These stories were produced by reporters trained in the "Digital TV and the World" special project and the “Reporting on Korea” class at the Graduate School of Journalism, University of California, Berkeley. According to project director Todd Carrel, the digital journalists travel the world to "find interesting stories that help reveal the fabric of a community." The series began in 2002 with stories about ordinary people — from a fishing village near Nagasaki, to the rainforests of Peru, to the streets of Phnom Penh.

The Center for Digital TV and the World, a project of the Tides Center in San Francisco, is supported by major gifts from The Henry Luce Foundation and the The Skirball Foundation, with additional support from The Pacific Century Institute, ANA and UC Berkeley's Graduate School of Journalism, Institute of East Asian Studies and Office of Resources for International Studies.

CREDITS: The Center for Digital TV and the World in association with the University of California, Berkeley's Graduate School of Journalism.

Stories by Anne Brice, Shirley Lau, Jessica Lum, Tyler Orsburn and Hyunjin Seo; with Diana Jou.

Digital TV and the World Instructor: Todd Carrel; Special Advisor: Sangho Lee; Special Mentors: Ben de la Cruz, Samantha Grant, Choe Sang-Hun; Zachary Stauffer and Christopher Beaver; Technical Advisors: Jim Richards, Roy Baril.

The Center for Digital TV and the World, a project of the Tides Center in San Francisco, is supported by The Henry Luce Foundation, The Skirball Foundation, The Pacific Century Institute, ANA, and UC Berkeley's Graduate School of Journalism, Institute of East Asian Studies, Center for Korea Studies, and the Office of Resources for International and Area Studies.

Thanks to Lee Gunho, John Christopher Carpenter and the faculty and students of Ewha Womans University.
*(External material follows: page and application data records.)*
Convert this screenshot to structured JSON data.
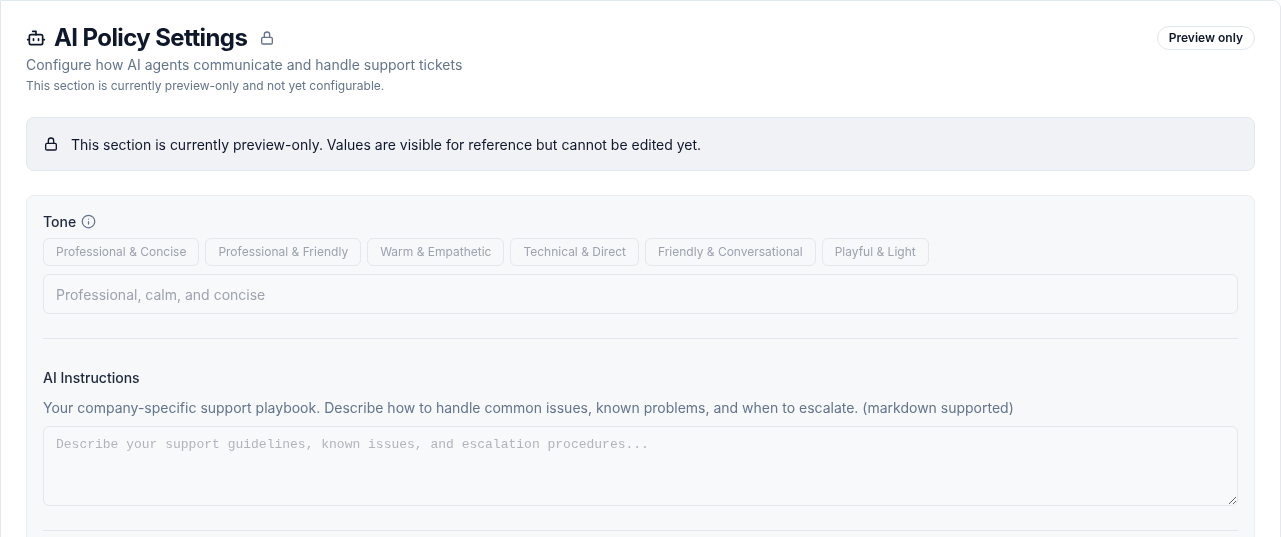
{
  "header": {
    "title": "AI Policy Settings",
    "subtitle": "Configure how AI agents communicate and handle support tickets",
    "note": "This section is currently preview-only and not yet configurable.",
    "badge": "Preview only"
  },
  "banner": {
    "text": "This section is currently preview-only. Values are visible for reference but cannot be edited yet."
  },
  "tone": {
    "label": "Tone",
    "presets": [
      "Professional & Concise",
      "Professional & Friendly",
      "Warm & Empathetic",
      "Technical & Direct",
      "Friendly & Conversational",
      "Playful & Light"
    ],
    "placeholder": "Professional, calm, and concise"
  },
  "instructions": {
    "label": "AI Instructions",
    "description": "Your company-specific support playbook. Describe how to handle common issues, known problems, and when to escalate. (markdown supported)",
    "placeholder": "Describe your support guidelines, known issues, and escalation procedures..."
  }
}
Production Associates: Jiyoung Ahn, Haesol Bae, Jeong Eun Bae, Eunjeong Cheon, Hyewon Choi, Sungmin Chung, Hojung Doh, Sieun Ha, Jihye Kang, Bomin Kim, Da Eun Kim, Daisy Kim, Hooyeon Kim, Jiyoung Kim, Juweon Kim, Minji Kim, Tae Rim Kim, Hyunjoo Lee, Seungju Lee, Young Eun Lee, Naye Sarah Noh, Yookyeong Oh, Carolyn Park, Jong Suk Park, Yu Jin Roh, Jihee Yoon and Jiwon Youn

Special thanks to Julia Chen; Neil Henry, Tom Goldstein, Lydia Chavez, Jon Else, Paul Grabowicz, Rob Gunnison, Richard Koci Hernandez, Jeremy Rue of the Graduate School of Journalism; Aaron Miller of the Center for Korean Studies; Marcus Brauchli, Ben de la Cruz, Wilson Andrews, Kat Downs and Chico Harlan of The Washington Post.

Web design and production by Jessica Lum. Title design by Diana Jou. Digital still by Shirley Lau. Infographic by Diana Jou and Shirley Lau.